* [Exercise description] Go through the records below and return each line that has "prop" in it.

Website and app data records
● ● ● ●

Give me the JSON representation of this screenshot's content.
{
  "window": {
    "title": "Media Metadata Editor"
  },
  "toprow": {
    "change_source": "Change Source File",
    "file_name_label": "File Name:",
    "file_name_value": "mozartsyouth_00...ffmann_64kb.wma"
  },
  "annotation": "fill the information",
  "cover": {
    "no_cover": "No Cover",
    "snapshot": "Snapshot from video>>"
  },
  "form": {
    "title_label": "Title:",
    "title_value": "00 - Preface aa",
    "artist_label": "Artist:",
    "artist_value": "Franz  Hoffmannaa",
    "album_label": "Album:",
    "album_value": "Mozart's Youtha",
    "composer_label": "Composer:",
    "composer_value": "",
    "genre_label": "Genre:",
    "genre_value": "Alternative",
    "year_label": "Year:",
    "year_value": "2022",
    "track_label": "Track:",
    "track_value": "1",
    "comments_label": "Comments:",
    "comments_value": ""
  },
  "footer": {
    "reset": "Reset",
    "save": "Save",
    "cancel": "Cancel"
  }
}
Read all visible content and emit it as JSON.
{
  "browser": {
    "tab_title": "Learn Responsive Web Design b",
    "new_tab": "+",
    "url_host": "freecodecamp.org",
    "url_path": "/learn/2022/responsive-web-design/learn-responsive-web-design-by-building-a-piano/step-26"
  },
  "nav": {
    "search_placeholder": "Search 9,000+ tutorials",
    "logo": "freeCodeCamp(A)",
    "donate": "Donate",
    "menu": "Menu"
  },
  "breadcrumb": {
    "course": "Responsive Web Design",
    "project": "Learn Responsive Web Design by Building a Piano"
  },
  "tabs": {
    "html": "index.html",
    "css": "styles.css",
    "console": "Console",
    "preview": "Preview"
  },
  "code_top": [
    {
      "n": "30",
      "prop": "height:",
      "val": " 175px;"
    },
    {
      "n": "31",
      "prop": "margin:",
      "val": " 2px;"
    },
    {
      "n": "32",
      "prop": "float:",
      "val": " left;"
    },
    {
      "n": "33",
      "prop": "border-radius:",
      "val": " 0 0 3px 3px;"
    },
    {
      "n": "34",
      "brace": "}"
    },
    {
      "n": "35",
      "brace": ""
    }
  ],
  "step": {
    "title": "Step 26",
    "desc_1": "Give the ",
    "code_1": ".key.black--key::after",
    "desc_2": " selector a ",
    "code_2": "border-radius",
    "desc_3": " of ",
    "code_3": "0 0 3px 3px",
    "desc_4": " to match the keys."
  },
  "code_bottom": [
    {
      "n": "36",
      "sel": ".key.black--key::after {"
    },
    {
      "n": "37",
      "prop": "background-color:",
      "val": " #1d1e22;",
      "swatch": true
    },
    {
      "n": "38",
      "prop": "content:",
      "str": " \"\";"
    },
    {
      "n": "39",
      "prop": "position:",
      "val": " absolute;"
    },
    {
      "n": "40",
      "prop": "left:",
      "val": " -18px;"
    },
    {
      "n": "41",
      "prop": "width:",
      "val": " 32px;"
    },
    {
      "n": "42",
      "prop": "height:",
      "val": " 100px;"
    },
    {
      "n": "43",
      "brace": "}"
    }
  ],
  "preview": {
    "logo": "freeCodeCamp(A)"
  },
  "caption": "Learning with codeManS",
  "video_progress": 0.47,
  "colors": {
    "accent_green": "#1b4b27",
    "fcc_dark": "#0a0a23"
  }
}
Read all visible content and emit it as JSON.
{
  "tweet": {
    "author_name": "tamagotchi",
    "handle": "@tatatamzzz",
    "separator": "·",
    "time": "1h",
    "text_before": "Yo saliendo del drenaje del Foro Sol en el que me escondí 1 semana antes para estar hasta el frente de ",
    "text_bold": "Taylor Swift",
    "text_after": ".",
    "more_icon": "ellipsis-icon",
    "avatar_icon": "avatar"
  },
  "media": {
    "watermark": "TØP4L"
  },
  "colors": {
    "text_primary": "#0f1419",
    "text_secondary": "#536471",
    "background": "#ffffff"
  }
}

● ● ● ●

* [Reply]
      "prop": "height:",
      "prop": "margin:",
      "prop": "float:",
      "prop": "border-radius:",
      "prop": "background-color:",
      "prop": "content:",
      "prop": "position:",
      "prop": "left:",
      "prop": "width:",
      "prop": "height:",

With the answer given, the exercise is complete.